### Exercise requirements
When a line of the records below contains the string "data", copy that whole line.

### Record set
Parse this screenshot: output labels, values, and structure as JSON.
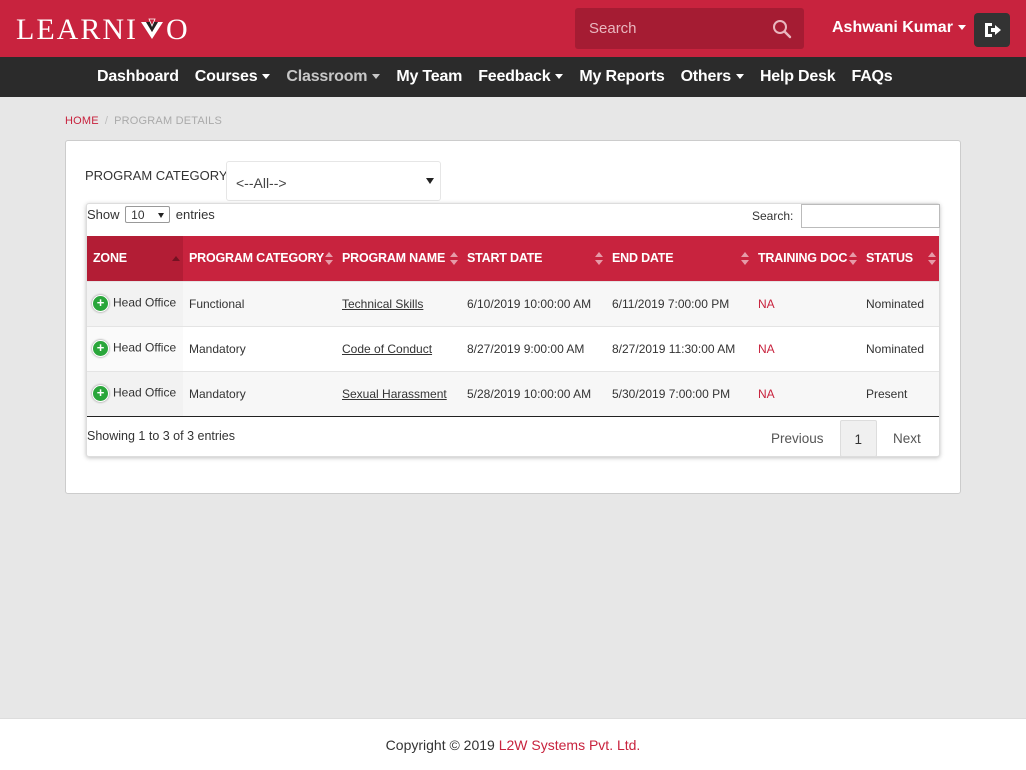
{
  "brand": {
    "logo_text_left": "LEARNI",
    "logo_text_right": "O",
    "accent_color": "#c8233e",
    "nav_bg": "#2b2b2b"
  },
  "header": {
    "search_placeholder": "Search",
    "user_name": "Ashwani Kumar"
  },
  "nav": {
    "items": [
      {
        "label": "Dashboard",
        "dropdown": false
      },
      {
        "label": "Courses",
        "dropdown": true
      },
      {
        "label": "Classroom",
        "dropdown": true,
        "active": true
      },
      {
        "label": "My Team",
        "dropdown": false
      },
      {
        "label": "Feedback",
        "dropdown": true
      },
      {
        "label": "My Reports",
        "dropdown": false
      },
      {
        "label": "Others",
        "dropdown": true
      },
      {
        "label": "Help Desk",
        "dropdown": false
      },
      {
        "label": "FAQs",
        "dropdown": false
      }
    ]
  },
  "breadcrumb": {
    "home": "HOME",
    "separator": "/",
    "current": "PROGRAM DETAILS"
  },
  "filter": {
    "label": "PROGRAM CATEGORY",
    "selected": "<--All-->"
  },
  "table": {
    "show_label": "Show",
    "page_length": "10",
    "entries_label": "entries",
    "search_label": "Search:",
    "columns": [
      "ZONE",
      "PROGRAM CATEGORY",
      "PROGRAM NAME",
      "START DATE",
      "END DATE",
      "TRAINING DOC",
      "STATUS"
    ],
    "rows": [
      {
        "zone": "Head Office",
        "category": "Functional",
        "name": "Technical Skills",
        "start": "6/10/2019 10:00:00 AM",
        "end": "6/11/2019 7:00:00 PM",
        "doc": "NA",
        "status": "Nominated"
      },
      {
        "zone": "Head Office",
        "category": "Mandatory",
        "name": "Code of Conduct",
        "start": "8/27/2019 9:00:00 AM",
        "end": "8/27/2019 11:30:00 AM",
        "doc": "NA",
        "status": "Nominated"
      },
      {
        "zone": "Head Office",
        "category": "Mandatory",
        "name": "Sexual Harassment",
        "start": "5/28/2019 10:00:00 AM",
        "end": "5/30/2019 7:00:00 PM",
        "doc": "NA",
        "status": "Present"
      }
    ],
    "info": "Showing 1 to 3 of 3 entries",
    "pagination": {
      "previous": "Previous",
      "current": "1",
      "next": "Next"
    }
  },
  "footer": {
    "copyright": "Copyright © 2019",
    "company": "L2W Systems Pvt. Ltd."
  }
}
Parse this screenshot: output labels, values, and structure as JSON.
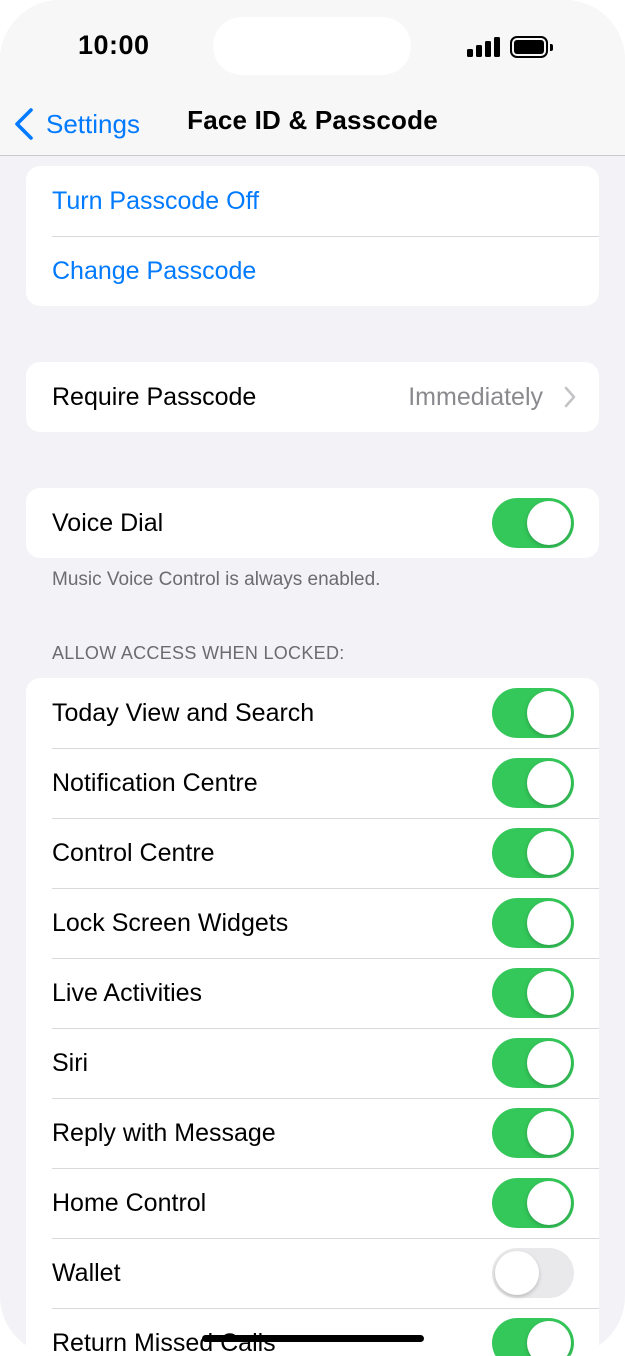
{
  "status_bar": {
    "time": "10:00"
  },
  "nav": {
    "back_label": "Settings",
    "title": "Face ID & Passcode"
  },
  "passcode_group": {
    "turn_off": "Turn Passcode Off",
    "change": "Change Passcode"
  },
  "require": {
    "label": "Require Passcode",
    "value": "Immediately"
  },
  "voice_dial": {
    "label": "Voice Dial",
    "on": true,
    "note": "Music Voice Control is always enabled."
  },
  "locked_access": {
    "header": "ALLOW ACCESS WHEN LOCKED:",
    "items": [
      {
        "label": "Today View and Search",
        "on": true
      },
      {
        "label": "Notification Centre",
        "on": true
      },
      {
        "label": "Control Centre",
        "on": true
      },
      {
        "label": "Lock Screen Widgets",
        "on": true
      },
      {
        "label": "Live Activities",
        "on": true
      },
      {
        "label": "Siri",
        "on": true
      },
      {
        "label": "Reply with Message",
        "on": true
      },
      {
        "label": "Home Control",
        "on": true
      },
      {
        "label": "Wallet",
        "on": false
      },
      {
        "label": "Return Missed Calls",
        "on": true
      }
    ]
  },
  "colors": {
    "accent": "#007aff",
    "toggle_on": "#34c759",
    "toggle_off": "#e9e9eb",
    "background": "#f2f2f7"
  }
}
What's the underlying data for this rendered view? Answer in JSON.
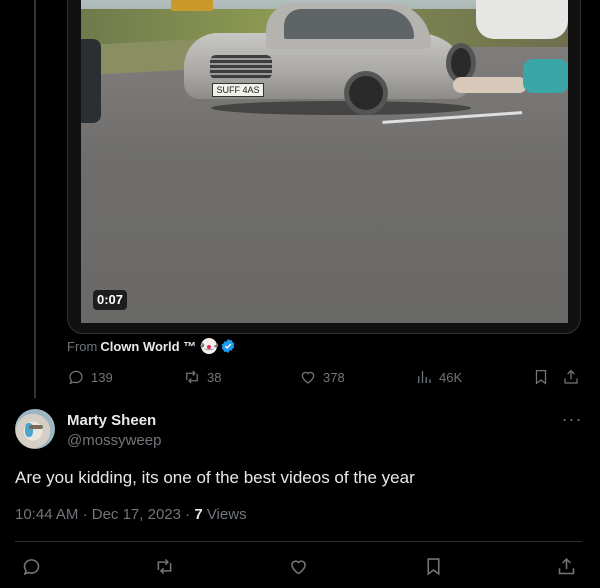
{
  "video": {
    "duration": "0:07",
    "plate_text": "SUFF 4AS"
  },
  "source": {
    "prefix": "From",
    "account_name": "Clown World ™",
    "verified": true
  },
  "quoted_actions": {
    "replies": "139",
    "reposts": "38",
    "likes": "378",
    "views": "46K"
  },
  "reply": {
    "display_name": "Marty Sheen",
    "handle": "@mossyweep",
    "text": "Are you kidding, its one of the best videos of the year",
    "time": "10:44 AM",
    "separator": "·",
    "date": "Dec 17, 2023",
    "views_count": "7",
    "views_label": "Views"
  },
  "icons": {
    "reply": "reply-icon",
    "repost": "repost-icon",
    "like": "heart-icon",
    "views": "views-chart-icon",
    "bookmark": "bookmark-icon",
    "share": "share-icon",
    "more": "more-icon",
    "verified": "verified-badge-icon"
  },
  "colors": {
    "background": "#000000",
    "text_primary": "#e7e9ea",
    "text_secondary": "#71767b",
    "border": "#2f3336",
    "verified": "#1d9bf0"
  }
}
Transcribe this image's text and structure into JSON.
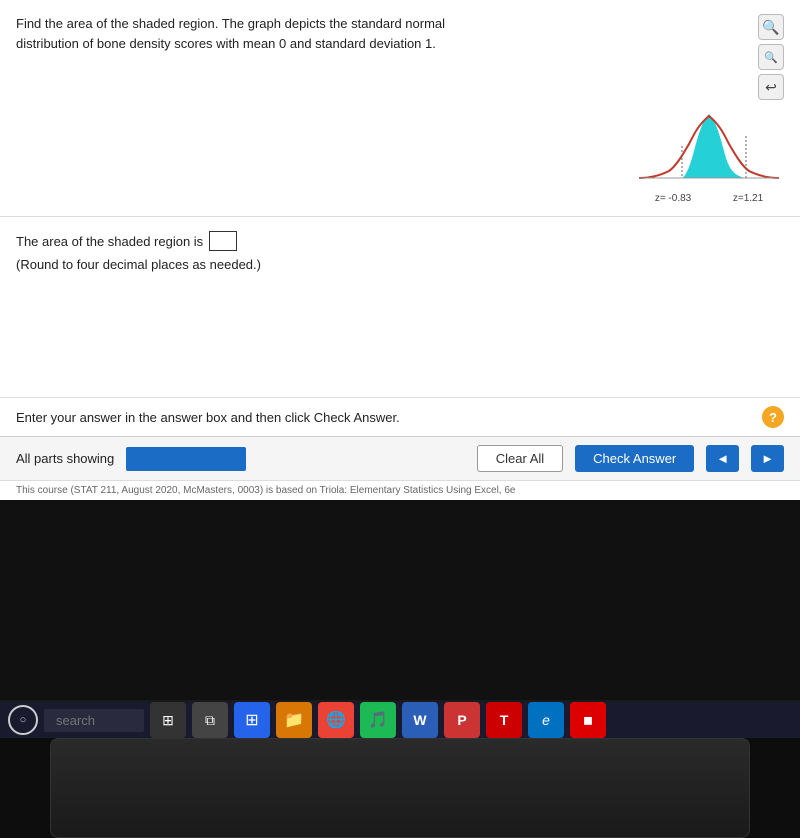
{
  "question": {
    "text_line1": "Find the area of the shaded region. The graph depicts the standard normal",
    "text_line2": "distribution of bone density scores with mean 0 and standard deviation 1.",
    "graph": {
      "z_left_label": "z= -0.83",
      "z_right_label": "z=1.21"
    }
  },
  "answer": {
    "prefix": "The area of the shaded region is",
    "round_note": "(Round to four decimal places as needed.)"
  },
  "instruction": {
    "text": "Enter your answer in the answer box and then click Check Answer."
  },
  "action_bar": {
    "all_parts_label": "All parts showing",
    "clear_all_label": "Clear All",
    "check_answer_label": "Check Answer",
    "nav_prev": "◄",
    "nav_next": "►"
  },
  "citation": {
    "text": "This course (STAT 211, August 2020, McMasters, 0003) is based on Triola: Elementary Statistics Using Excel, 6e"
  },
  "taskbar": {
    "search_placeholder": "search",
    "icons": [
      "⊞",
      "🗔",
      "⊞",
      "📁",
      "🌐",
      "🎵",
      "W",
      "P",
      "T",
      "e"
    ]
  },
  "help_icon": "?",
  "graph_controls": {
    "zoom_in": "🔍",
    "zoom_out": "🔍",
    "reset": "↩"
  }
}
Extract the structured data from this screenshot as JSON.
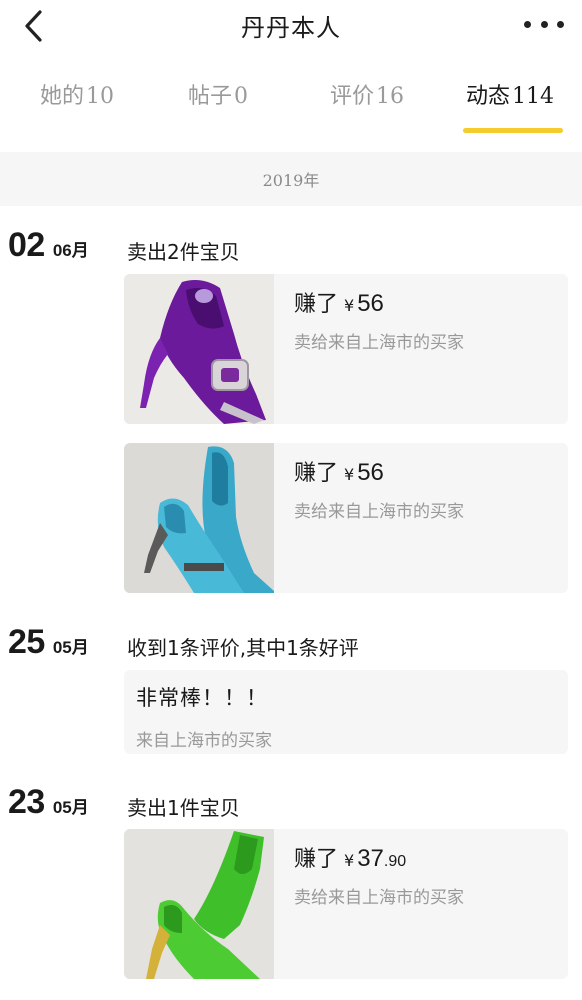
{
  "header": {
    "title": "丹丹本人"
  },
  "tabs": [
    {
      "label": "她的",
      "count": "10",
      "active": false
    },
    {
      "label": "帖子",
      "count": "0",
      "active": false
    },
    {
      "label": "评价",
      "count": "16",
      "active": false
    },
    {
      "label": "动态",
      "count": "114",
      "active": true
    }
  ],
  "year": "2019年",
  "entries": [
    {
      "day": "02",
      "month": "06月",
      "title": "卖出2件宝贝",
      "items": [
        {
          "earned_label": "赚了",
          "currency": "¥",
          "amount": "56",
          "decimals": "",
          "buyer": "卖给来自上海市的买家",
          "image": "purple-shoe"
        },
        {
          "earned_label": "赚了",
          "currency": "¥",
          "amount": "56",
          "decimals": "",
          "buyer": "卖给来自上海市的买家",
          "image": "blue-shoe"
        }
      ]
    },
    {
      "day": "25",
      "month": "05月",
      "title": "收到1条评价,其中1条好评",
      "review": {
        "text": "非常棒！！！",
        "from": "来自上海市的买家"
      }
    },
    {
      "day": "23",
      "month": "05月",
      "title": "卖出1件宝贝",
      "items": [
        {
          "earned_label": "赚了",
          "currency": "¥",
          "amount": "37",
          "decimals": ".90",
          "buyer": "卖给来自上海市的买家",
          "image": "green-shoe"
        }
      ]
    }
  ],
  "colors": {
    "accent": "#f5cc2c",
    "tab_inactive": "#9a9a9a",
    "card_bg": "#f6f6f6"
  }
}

### Response
What's the underlying data for this rendered view? Answer in JSON.
Extract the structured data from this screenshot as JSON.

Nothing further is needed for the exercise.